Cost Savings for Companies: While it may seem counterintuitive, well-designed Total Rewards programs can actually save companies money in the long run. Engaged and satisfied employees are less likely to leave the company, reducing turnover and the costs associated with recruitment, training, and onboarding of new employees.
Alignment with Company Goals: Total Rewards programs can be structured to align with the company's strategic objectives. For example, if a company aims to increase sales, it can design incentive programs that reward sales teams for meeting or exceeding sales targets. This alignment ensures that employees' efforts are directed toward achieving the company's goals.

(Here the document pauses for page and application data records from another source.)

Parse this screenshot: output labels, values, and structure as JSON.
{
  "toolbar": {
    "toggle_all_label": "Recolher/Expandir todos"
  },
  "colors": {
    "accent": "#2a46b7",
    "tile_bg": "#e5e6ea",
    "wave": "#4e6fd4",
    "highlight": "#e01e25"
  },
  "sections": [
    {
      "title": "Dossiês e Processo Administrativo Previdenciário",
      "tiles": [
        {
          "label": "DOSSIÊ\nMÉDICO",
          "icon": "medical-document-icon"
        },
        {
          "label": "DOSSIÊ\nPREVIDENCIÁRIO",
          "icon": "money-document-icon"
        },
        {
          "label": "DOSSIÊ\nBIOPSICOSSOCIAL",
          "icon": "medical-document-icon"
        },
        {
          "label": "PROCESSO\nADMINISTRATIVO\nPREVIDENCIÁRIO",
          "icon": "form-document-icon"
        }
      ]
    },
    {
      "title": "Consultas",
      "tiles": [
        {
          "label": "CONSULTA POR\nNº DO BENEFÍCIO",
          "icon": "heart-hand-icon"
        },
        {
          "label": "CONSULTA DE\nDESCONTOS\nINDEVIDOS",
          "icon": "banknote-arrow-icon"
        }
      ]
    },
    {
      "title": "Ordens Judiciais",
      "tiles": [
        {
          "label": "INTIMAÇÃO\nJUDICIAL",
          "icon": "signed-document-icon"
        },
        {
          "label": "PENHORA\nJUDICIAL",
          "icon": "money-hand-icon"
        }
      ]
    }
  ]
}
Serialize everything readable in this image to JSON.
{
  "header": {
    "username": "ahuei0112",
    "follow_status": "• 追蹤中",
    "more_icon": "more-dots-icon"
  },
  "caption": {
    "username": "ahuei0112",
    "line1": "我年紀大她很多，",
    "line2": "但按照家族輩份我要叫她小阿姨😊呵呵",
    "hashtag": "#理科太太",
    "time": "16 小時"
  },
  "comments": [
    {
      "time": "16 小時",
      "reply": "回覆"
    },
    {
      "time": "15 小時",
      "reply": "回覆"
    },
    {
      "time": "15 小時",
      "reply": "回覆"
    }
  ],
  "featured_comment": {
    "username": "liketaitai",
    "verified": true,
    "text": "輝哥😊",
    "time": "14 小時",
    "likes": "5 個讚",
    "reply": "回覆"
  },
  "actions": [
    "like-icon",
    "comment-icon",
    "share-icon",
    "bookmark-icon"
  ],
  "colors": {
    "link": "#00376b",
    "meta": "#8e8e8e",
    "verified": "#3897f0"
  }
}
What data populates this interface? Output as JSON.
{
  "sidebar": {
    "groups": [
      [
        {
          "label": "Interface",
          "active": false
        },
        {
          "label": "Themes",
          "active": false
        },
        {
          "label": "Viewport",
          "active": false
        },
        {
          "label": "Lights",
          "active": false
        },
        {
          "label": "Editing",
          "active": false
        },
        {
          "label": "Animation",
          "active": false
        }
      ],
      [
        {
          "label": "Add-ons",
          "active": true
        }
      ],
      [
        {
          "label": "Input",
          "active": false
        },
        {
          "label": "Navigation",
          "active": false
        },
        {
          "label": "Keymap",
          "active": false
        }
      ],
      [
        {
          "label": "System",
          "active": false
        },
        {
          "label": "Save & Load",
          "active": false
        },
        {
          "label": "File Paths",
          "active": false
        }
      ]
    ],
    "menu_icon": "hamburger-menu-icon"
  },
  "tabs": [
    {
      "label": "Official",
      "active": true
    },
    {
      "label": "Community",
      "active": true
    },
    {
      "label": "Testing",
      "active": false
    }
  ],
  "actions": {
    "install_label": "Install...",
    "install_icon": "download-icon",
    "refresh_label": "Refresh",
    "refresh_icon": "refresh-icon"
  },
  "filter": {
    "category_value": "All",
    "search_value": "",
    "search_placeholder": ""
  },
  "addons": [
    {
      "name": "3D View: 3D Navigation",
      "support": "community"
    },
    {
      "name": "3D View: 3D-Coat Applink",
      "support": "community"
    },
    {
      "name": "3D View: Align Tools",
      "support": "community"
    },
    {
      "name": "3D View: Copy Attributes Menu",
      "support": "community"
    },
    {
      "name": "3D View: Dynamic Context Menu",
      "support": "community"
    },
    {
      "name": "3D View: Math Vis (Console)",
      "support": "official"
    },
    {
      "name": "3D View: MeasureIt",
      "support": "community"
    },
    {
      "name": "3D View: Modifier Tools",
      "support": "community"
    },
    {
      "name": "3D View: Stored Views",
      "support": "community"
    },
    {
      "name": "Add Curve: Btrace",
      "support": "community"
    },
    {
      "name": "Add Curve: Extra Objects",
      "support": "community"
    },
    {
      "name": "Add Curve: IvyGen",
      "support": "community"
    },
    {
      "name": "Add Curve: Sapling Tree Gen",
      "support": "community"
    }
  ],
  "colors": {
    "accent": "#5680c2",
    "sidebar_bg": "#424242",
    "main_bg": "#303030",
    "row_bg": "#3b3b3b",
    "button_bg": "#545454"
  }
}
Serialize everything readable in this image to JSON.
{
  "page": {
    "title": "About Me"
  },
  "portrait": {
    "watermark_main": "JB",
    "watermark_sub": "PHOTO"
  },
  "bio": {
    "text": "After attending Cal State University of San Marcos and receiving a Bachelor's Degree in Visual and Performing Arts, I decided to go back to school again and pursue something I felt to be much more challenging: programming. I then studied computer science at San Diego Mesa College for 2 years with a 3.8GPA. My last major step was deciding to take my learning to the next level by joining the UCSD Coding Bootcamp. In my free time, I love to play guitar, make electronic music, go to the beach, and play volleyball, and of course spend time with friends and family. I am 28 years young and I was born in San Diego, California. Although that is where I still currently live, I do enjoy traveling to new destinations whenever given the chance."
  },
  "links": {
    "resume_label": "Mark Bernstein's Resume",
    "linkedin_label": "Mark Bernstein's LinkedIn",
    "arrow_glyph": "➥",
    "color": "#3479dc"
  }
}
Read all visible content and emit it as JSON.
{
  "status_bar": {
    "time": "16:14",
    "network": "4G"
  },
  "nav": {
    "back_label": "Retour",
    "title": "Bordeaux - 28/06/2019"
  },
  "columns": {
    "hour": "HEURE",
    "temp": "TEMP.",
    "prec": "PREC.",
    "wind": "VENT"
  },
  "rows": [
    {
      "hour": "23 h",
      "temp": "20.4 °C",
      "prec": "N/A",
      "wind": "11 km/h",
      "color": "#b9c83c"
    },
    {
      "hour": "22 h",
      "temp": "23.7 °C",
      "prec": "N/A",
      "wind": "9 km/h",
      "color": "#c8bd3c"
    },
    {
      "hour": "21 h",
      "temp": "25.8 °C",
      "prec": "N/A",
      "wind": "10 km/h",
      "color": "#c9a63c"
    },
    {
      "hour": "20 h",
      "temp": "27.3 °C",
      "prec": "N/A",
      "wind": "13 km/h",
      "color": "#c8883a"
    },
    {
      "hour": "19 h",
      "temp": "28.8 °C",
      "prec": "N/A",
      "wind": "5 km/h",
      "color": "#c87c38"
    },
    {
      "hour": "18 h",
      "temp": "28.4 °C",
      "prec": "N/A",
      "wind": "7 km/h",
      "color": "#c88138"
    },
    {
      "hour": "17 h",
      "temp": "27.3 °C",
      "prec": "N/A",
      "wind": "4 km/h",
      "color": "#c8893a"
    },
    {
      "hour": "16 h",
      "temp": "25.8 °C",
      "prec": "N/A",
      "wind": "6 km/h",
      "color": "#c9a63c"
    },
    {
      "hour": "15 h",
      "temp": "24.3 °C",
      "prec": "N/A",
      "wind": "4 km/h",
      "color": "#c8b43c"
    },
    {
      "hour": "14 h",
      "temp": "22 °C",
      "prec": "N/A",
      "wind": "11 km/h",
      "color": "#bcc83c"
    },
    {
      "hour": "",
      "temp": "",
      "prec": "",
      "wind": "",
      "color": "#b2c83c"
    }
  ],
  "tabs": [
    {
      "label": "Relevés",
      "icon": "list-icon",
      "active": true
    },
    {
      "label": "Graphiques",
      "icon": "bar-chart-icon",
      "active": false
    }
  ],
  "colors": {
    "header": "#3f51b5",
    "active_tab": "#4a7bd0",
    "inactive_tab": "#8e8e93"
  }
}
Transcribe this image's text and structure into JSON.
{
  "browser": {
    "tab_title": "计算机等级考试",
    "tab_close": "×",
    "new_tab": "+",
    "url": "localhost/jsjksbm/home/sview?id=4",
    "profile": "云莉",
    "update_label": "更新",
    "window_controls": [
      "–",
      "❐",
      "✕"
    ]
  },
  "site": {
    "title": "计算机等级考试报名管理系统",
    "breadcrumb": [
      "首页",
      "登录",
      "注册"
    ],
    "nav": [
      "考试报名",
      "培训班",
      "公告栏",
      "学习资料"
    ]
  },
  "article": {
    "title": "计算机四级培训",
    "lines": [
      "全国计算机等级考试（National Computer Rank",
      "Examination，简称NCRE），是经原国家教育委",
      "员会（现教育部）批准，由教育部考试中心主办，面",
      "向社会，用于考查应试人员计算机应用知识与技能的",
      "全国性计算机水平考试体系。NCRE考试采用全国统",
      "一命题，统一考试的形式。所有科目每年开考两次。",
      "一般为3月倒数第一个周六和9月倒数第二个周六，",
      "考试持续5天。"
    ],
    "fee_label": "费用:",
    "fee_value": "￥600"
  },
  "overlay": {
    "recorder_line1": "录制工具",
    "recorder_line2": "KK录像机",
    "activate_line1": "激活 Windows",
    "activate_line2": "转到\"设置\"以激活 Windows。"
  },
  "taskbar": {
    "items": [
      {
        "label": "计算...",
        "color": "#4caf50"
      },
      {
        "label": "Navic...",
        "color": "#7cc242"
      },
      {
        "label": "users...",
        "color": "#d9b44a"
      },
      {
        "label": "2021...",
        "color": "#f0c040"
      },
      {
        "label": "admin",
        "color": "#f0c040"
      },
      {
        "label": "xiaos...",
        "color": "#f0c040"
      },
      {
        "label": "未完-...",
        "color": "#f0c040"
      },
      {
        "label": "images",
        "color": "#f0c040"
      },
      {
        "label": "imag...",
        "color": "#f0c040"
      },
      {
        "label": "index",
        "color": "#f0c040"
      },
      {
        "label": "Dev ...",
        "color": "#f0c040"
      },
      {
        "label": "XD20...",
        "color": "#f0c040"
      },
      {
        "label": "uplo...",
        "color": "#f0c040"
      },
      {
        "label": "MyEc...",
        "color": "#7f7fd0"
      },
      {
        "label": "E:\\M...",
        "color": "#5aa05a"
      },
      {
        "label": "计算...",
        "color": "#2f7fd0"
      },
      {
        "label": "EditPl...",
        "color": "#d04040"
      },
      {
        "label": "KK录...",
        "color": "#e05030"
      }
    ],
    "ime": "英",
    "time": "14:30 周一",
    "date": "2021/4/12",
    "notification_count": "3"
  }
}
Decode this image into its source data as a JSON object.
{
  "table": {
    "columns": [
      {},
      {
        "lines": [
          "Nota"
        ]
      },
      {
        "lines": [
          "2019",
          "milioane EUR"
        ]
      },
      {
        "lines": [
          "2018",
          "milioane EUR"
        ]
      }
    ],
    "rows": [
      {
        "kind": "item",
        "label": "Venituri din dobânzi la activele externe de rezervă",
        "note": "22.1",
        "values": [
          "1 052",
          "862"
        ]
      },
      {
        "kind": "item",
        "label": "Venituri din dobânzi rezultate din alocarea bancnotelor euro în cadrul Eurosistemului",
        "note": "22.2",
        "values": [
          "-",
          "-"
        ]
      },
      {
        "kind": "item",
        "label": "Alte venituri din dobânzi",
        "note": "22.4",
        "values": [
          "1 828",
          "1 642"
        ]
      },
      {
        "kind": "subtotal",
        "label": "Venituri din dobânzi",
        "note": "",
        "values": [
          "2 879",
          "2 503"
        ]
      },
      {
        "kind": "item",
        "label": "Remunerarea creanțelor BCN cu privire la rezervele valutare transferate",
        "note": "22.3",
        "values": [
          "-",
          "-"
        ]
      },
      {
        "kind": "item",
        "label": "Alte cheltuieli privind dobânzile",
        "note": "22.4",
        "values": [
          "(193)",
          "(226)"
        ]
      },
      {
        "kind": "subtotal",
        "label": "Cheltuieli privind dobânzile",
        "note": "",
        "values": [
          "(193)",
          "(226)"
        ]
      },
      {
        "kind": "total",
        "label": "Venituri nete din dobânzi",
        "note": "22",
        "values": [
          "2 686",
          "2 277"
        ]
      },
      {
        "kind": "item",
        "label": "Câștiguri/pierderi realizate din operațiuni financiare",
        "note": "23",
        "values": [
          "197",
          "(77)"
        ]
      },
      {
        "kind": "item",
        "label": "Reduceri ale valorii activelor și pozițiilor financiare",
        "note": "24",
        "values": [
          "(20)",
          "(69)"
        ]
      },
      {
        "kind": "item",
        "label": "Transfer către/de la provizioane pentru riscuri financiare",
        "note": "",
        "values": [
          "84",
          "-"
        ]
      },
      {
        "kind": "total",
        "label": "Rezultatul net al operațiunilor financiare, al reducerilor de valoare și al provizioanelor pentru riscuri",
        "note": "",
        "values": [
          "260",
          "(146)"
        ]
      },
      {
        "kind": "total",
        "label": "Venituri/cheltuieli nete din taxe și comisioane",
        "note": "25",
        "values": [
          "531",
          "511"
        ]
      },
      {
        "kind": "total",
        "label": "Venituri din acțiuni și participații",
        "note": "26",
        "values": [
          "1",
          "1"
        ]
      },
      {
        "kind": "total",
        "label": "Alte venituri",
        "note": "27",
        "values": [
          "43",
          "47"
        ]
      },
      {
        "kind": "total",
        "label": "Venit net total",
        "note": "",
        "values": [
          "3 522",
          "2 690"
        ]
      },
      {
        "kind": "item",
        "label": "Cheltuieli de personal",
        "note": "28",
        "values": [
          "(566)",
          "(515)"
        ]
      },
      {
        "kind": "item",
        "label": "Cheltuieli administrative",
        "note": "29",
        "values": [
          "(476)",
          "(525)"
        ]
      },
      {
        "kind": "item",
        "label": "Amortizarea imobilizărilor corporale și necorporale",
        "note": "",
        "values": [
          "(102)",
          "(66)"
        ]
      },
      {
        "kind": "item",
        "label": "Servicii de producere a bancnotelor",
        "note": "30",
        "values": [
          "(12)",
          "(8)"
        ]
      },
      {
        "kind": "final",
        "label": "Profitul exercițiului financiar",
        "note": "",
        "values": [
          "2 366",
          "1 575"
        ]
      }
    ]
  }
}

Enhanced Employee Well-Being: Beyond financial rewards, Total Rewards often include benefits like healthcare, retirement plans, and wellness programs. These benefits contribute to employees' overall well-being and can reduce stress related to financial and health concerns.
3. What components make up Total Rewards?
Total Rewards encompasses a comprehensive set of components, including base salary, bonuses, stock options, benefits like health insurance and retirement plans, performance incentives, paid time off, and additional perks. This holistic approach to employee compensation and rewards seeks to provide a well-rounded and attractive package that motivates employees, promotes their well-being, and aligns their interests with the company's goals, ultimately fostering a positive and productive work environment.
4. How can I effectively plan a Total Rewards strategy for my company?
Effectively planning a Total Rewards strategy for your company involves a comprehensive approach. Start by analyzing your existing compensation, benefits, and incentives to identify areas for improvement. Understand your employees' needs through surveys and feedback, and research what competitors in your industry offer. Ensure your strategy aligns with your organization's overall goals and communicate it transparently to employees. Continuously monitor its effectiveness, staying mindful of legal compliance and budget constraints. Be flexible and adaptable to changing business conditions, and consider seeking professional advice to ensure your strategy is competitive and sustainable. By following these steps, you can create a Total Rewards strategy that motivates employees, supports company objectives, and contributes to your organization's success.
5. Why have companies started focusing more on Total Rewards as a strategic initiative?
Companies are increasingly prioritizing Total Rewards as a strategic initiative for several reasons. It helps attract and retain top talent, boosts employee engagement by linking rewards to performance, provides a competitive edge, aligns with organizational goals, supports employee well-being, and ensures legal compliance, making it a comprehensive strategy to enhance overall workplace success.
Find out how Compport can help you manage all your Total Reward Strategy process, book a demo today!